  • Hugh-Jones M.E., Wright P.B. Studies on the 1967–8 foot-and-mouth disease epidemic, the relation of weather to spread of disease. J. Hyg. 1970;68:253–271. [PMC free article] [PubMed]
  • Jewell, C. & Roberts, G. 2008 Foot-and-mouth disease 2007: statistical surveillance in real-time. In Society for Veterinary Epidemiology and Preventative Medicine Annual Meeting 2008, Liverpool, UK
  • Jones A.R., Thomson D.J., Hort M., Devenish B. Springer; Dordrecht, The Netherlands: 2007. The UK Met Office's next-generation atmospheric dispersion model, NAME III. Air pollution modelling and its application XVII.
  • Keeling M.J., et al. Dynamics of the 2001 UK foot and mouth epidemic: stochastic dispersal in a heterogeneous landscape. Science. 2001;294:813–817. doi:10.1126/science.1065973 [PubMed]
  • Martin S.W., Meek A.H., Willeberg P. Iowa State University Press; Ames, IA: 1987. Veterinary epidemiology: principles and methods.
  • Report of the Animal Health Services in Great Britain 1967 Ministry of Agriculture, Fisheries and Food, Department of Agriculture and Fisheries for Scotland, pp. 10–14. London, UK: HM Stationery Office.
  • Ryan, E. et al. 2008 Clinical investigations of the foot-and-mouth disease epidemic in the United Kingdom in 2007. Vet. Rec.163, 139–147. [PubMed]
  • Schley, D., Knowles, N., Gubbins, S., Gloster, J., Burgin, L. & Paton, D. 2008 Probable route of infection for the second UK 2007 foot-and-mouth disease cluster. Vet. Rec.163, 170–171. [PubMed]
  • Sellers R.F., Forman A.J. The Hampshire epidemic of foot-and-mouth disease, 1967. J. Hyg. 1973;71:15–34. [PMC free article] [PubMed]
  • Sellers R.F., Parker J. Airborne excretion of foot-and-mouth disease virus. J. Hyg. 1969;67:671–677. [PMC free article] [PubMed]
  • Sørensen J.H., Mackay D.K.J., Jensen C.O., Donaldson A.I. An integrated model to predict the atmospheric spread of foot-and-mouth virus. Epidemiol. Infect. 2000;124:577–590. doi:10.1017/S095026889900401X [PubMed]
  • Tildesley M.J., Savill N.J., Shaw D.J., Deardon R., Brooks S.P., Woolhouse M.E.J., Grenfell B.T., Keeling M.J. Optimal reactive vaccination strategies for a foot-and-mouth outbreak in the UK. Nature. 2006;440:83–86. doi:10.1038/nature04324 [PubMed]
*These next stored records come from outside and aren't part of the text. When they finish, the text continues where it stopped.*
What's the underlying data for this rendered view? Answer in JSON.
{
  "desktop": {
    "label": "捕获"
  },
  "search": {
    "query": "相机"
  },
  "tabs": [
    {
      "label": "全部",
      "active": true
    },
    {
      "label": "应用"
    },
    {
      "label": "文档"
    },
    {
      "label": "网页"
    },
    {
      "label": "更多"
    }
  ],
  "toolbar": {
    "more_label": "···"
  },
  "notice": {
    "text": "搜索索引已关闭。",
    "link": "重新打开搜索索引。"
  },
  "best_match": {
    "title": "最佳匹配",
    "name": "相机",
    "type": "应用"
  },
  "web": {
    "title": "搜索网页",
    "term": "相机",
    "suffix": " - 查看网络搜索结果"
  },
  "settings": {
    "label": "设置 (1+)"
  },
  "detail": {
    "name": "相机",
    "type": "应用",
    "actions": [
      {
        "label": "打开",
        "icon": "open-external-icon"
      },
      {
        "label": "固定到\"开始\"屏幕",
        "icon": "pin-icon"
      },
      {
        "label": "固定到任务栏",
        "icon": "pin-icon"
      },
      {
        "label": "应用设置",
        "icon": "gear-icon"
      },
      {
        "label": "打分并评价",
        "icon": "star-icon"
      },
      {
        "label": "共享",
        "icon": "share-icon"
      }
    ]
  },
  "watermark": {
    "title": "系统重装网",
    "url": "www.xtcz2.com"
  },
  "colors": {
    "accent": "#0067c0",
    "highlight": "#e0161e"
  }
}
  • Tildesley M., Deardon R., Savill N., Bessell P.R., Brooks S., Woolhouse M.E.J., Grenfell B.T., Keeling M.J. Accuracy of models for the 2001 foot-and-mouth epidemic. Proc. R. Soc. B. 2008;275:1459–1468. doi:10.1098/rspb.2008.0006 [PMC free article] [PubMed]

Articles from Journal of the Royal Society Interface are provided here courtesy of The Royal Society